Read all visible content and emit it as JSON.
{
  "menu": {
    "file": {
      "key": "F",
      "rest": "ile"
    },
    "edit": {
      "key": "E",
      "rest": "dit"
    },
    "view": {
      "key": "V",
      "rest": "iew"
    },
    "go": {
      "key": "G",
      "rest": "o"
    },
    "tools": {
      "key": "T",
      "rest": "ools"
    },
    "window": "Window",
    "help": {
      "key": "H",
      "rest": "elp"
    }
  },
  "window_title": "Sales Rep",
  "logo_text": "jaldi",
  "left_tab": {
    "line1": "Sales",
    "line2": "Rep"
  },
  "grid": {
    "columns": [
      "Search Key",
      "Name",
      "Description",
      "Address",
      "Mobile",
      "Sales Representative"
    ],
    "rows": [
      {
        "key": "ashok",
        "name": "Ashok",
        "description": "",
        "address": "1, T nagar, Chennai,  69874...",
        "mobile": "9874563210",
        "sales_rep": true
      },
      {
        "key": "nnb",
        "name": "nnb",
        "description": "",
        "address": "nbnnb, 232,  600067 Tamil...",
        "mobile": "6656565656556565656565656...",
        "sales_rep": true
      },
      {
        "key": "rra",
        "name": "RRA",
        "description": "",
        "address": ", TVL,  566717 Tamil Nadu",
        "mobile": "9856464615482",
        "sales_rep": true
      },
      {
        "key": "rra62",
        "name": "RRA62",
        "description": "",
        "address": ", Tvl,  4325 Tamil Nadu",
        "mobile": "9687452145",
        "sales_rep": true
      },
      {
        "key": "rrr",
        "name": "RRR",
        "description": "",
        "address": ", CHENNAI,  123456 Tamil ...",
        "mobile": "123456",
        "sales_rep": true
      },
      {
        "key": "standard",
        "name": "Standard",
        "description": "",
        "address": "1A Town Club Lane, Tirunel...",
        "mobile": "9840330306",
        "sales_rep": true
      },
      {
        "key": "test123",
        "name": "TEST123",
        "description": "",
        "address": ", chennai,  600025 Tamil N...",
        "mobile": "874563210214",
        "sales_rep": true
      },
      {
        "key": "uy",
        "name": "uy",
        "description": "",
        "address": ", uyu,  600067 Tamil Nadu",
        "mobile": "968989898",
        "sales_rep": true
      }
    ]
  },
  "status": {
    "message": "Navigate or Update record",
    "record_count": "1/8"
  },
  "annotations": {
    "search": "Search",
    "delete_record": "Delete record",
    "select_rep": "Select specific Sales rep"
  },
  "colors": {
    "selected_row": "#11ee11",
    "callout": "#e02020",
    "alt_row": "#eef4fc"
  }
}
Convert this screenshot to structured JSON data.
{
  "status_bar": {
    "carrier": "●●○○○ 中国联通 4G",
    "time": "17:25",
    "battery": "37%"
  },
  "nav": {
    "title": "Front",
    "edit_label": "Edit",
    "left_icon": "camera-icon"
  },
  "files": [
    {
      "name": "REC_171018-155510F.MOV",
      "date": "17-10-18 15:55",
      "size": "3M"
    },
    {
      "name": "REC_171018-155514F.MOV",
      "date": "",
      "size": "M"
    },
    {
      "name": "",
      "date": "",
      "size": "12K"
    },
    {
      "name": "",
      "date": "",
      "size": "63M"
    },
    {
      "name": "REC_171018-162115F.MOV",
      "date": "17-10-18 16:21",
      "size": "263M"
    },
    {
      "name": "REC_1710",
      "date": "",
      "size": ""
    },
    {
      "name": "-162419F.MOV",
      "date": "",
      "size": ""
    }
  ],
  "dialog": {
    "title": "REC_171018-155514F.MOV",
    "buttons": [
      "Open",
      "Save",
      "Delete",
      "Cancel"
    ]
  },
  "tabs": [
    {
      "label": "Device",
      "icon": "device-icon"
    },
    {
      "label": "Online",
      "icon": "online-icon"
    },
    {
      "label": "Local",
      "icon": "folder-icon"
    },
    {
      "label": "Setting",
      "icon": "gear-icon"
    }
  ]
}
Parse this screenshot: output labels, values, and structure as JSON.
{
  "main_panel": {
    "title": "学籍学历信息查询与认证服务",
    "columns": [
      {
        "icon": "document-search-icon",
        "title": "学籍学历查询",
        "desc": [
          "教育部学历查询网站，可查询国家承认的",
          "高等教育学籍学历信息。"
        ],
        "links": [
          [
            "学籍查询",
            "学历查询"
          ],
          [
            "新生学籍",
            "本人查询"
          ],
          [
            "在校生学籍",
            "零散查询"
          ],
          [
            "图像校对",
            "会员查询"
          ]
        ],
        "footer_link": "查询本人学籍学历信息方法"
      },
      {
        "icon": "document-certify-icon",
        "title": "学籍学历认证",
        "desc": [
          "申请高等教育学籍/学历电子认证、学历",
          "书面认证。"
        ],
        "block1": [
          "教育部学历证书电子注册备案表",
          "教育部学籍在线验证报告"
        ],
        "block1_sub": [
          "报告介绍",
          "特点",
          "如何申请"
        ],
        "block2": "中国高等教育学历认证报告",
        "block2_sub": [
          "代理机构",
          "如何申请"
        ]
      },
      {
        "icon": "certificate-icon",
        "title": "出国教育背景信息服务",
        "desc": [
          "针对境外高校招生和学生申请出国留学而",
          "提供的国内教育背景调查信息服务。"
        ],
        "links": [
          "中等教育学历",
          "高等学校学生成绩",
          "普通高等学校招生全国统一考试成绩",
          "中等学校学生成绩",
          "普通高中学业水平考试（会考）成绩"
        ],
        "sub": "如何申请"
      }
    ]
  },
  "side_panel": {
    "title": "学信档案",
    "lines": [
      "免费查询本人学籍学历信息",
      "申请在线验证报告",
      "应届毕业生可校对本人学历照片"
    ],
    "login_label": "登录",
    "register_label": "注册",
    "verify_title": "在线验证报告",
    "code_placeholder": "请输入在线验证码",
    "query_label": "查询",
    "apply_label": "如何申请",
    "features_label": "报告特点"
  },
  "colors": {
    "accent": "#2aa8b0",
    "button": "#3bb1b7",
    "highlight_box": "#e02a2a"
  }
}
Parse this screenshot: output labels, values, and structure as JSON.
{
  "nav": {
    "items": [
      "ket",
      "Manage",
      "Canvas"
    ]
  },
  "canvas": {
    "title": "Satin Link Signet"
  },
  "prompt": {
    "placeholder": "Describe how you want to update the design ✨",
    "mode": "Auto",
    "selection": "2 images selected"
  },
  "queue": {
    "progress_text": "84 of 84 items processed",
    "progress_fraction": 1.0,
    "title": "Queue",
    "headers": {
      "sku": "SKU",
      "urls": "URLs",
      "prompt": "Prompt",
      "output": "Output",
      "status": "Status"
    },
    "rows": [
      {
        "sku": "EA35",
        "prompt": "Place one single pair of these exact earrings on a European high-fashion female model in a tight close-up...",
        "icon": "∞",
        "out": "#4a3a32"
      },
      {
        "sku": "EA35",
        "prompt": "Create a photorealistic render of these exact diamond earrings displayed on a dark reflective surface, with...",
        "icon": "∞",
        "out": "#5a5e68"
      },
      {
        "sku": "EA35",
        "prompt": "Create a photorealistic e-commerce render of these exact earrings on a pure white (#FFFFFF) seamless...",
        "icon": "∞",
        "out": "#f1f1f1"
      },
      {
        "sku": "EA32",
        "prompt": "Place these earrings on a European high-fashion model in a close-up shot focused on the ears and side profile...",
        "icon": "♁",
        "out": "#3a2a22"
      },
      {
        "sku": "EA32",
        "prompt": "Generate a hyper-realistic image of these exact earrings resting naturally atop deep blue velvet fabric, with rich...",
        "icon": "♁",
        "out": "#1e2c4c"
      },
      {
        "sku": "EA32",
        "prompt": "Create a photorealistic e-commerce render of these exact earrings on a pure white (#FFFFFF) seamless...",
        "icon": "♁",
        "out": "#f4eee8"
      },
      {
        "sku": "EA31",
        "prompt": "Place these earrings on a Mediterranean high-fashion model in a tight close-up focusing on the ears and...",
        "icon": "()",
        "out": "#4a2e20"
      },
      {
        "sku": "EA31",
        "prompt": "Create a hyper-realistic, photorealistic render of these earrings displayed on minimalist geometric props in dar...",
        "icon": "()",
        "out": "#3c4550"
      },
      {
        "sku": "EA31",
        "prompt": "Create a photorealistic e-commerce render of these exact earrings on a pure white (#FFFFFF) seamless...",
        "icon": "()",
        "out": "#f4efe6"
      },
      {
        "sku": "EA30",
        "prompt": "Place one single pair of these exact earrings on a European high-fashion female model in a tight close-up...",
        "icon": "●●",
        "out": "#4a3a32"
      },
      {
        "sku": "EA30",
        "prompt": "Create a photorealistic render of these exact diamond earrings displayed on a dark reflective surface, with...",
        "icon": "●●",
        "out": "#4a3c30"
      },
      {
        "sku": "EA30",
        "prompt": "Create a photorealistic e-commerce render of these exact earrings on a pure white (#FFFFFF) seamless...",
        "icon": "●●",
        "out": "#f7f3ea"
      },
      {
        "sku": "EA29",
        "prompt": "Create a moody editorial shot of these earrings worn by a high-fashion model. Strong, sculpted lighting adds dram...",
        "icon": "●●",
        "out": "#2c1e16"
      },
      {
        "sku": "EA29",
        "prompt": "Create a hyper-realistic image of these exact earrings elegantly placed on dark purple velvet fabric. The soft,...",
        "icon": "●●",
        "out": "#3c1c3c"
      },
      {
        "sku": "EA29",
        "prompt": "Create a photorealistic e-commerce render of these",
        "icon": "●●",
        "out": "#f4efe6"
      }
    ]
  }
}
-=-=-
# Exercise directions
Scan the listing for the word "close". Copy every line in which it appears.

# Solution to the problem
        "prompt": "Place one single pair of these exact earrings on a European high-fashion female model in a tight close-up...",
        "prompt": "Place these earrings on a European high-fashion model in a close-up shot focused on the ears and side profile...",
        "prompt": "Place these earrings on a Mediterranean high-fashion model in a tight close-up focusing on the ears and...",
        "prompt": "Place one single pair of these exact earrings on a European high-fashion female model in a tight close-up...",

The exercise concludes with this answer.